All of these options are flawed. The easiest choice was to stick with the guy they had, pay him market value — the total salary in Dalton’s deal is irrelevant; he is guaranteed just $17 million over the life of the contract — and make a run with a talented core on both sides of the ball.

What does any of this have to do with Watt? Houston had their own controversial QB under center in recent years; choosing to let Matt Schaub walk at the end of last season was the inevitable conclusion to a disappointing tenure with the Texans. Unlike Cincinnati, Houston was willing to replace Schaub with a cheaper option (enter: FitzMagic) and use the leftover coin on solidifying the rest of their roster.

It is a myth that you need to have an elite QB to win the Superbowl. Russell Wilson is not Peyton Manning; Ben Roethlisberger, Joe Flacco and Eli Manning will never be confused with Joe Montana. But to win in the postseason, your quarterback does need to rise to the occasion, make some big throws, limit mistakes and, at the very least, be a neutral and not a minus.

Andy Dalton is mostly a plus, and occasionally really bad, but he is also very young. But Matt Schaub was a minus, and Houston is banking on Fitzpatrick being a move back to neutral at the NFL’s most important position.
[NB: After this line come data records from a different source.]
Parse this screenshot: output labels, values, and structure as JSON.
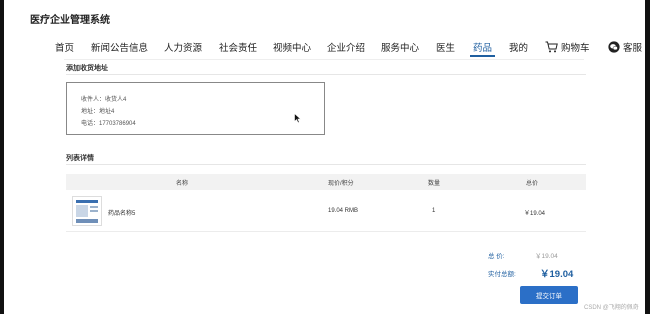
{
  "app_title": "医疗企业管理系统",
  "nav": {
    "items": [
      "首页",
      "新闻公告信息",
      "人力资源",
      "社会责任",
      "视频中心",
      "企业介绍",
      "服务中心",
      "医生",
      "药品",
      "我的"
    ],
    "active": "药品",
    "cart_label": "购物车",
    "service_label": "客服",
    "cart_icon": "cart-icon",
    "service_icon": "wechat-icon"
  },
  "address": {
    "section_title": "添加收货地址",
    "recipient": "收件人：收货人4",
    "address_line": "地址：地址4",
    "phone": "电话：17703786904"
  },
  "list": {
    "section_title": "列表详情",
    "columns": [
      "名称",
      "现价/积分",
      "数量",
      "总价"
    ],
    "rows": [
      {
        "name": "药品名称5",
        "price": "19.04 RMB",
        "qty": "1",
        "total": "￥19.04"
      }
    ]
  },
  "summary": {
    "total_label": "总 价:",
    "total_value": "￥19.04",
    "paid_label": "实付总额:",
    "paid_value": "￥19.04",
    "submit_label": "提交订单"
  },
  "watermark": "CSDN @飞翔的佩奇",
  "colors": {
    "accent": "#1f5fa0",
    "button": "#2b6fc7",
    "frame_background": "#111111"
  }
}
Signing Watt for the long haul and paying him top dollar represents a fairly new concept, though. Most teams do what the Bengals did: make your quarterback the face of the franchise, give him the big contract, and build the team around him. Houston gave the money to Watt, paired him up with the most elite defensive prospect in years, and have unapologetically tooled the team to be defense first, second and third.

And if we learned anything from this past Superbowl, it’s that a crazy, freakish defense can trump even the game’s best offense. Paying Watt elite-QB money is Houston saying that they think the Watt/Clowney combination is more valuable than the average starting quarterback.

And I think they are right.